Mission
As
a matter of fact, automated reasoning (automated theorem proving)
despite impressive advances in the reasoning technology  so far had very
little influence on the everyday
work of mathematicians, whereas it had quite some impact on a few
selected application areas like logic programming, hardware verification,
and artificial intelligence. We believe that the reason for this is that
main stream automated reasoning focused on
–
the automated proof of isolated theorems (given a certain knowledge base,
mostly axioms), see the typical examples in the CADE theorem proving
competition
–
and the usage of general reasoning methods (like the resolution method)
uniformly for all areas of mathematics.
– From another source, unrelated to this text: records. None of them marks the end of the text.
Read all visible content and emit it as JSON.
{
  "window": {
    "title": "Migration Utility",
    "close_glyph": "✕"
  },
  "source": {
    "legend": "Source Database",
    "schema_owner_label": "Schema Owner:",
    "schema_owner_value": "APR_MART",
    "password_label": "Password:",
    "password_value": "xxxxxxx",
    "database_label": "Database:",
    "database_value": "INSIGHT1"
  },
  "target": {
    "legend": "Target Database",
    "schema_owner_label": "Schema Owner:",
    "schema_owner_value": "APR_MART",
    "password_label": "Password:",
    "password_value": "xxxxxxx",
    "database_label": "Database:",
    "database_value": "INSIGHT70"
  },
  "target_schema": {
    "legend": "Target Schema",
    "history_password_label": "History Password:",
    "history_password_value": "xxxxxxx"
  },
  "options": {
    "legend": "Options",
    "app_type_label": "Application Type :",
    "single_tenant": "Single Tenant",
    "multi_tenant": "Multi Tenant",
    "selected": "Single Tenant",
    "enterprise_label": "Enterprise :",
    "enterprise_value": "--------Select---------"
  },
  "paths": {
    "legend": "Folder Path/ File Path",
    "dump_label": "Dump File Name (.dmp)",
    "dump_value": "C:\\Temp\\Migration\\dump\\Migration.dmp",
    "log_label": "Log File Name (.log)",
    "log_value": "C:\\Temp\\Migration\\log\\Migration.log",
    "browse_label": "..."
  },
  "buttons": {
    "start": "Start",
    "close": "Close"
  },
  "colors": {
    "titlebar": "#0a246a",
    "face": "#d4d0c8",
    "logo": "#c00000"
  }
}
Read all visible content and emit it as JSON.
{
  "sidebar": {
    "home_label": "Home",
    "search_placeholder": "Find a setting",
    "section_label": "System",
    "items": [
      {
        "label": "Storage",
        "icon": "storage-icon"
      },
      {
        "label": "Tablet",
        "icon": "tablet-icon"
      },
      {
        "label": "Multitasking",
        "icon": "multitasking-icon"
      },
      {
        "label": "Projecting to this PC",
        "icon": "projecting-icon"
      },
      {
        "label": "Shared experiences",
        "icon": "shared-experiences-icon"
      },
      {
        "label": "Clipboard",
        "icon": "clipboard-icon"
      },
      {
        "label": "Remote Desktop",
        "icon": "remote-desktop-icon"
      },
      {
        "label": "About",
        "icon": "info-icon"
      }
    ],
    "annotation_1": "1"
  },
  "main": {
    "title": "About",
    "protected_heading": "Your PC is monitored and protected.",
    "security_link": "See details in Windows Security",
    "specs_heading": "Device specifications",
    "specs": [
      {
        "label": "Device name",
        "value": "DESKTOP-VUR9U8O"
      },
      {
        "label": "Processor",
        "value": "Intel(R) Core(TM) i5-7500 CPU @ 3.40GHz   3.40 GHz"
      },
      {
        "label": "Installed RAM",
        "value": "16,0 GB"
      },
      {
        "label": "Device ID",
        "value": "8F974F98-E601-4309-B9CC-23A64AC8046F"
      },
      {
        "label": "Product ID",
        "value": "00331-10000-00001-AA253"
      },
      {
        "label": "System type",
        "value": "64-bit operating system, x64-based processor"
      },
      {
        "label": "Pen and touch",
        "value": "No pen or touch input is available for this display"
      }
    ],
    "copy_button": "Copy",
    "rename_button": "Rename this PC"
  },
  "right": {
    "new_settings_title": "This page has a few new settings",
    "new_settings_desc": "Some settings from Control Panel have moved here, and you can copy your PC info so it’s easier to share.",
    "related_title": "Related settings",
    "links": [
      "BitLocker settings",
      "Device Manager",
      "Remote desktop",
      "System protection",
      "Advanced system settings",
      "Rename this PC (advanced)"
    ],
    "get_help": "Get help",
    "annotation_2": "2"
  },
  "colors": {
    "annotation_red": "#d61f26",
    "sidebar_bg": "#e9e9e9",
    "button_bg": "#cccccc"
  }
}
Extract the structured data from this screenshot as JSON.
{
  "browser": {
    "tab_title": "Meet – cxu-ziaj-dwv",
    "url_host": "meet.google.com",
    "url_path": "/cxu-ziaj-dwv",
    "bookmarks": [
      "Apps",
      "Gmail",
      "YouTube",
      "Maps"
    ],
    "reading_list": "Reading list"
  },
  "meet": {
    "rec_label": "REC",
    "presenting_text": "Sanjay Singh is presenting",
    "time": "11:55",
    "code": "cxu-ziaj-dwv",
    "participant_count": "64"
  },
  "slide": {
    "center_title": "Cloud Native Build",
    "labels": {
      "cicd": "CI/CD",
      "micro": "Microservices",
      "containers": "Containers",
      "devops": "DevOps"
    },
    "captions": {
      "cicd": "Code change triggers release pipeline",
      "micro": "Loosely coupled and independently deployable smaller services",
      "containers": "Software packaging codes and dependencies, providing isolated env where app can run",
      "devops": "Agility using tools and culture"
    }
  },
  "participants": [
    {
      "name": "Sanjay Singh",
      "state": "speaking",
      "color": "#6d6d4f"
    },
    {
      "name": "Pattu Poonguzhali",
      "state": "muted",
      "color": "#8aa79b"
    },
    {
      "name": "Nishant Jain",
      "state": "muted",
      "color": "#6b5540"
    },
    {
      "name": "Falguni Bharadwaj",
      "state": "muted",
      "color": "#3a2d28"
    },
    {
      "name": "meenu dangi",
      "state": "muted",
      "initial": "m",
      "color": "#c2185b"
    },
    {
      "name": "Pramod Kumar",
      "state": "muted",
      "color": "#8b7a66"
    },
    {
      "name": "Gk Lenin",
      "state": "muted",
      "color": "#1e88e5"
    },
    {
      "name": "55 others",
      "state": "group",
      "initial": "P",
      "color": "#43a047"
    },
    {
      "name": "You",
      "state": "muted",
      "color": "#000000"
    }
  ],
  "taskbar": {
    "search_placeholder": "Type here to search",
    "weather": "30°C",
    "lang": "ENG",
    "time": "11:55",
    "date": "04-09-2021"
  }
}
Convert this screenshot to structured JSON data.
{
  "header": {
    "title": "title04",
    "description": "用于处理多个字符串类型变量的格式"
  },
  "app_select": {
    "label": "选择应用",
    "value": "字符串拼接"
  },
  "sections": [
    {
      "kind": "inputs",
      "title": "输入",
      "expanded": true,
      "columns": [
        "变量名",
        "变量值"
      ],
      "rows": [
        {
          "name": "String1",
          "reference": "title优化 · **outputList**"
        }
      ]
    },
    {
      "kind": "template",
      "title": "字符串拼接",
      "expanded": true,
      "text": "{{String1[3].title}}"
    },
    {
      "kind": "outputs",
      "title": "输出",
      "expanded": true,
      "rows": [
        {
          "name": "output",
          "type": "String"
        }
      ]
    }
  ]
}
In contrast, the practical
reasoning activities of "working mathematicians" proceed
–
by building up theories in structured layers (inventing definitions,
inventing and proving lemmata and theorems, inventing problems, inventing
and proving algorithms) so that in most of the incremental steps
relatively easy proving is sufficient
–
and by using many different special reasoning techniques for the various
theories at hand.
We
believe that this structured and theorydependent approach to
mathematical reasoning is the reason why, for human mathematicians,
building up complicated mathematical theories is possible at all.
Therefore,
in the talk "Theorem Proving Versus Theory Exploration" at the
Calculemus Workshop in Trento 1999 and in the Workshop "Mathematical
Knowledge Management (MKM)" which we organized, for the first time
2001 at RISC, we advocated that,
at least for the application of automated reasoning in mathematics, we
should shift the attention to the
Automation of Mathematical Theory Exploration rather than considering
only the proof of isolated theorems. In the meantime, quite some
researchers have started to work in the area of Mathematical Knowledge
Management (documented in the series of MKM conferences).
In
this Workshop AUTOMATHEO (Automated Mathematical Theory Exploration) we
gather for discussing approaches to one particularly challenging and not
yet heavily studied aspect of automated theory exploration, namely the
computersupported invention
of definitions, theorems, problems, and algorithms, which of course
cannot be seen independent of proving. We hope that from this first meeting of
groups working in the area of automated invention in mathematics some
impulse will be generated for more intensive studies in this area in the
future and we will be happy to organize AUTOMATHEO Workshops also in the
future.
Bruno Buchberger
Founder
of the Research Institute for Symbolic Computation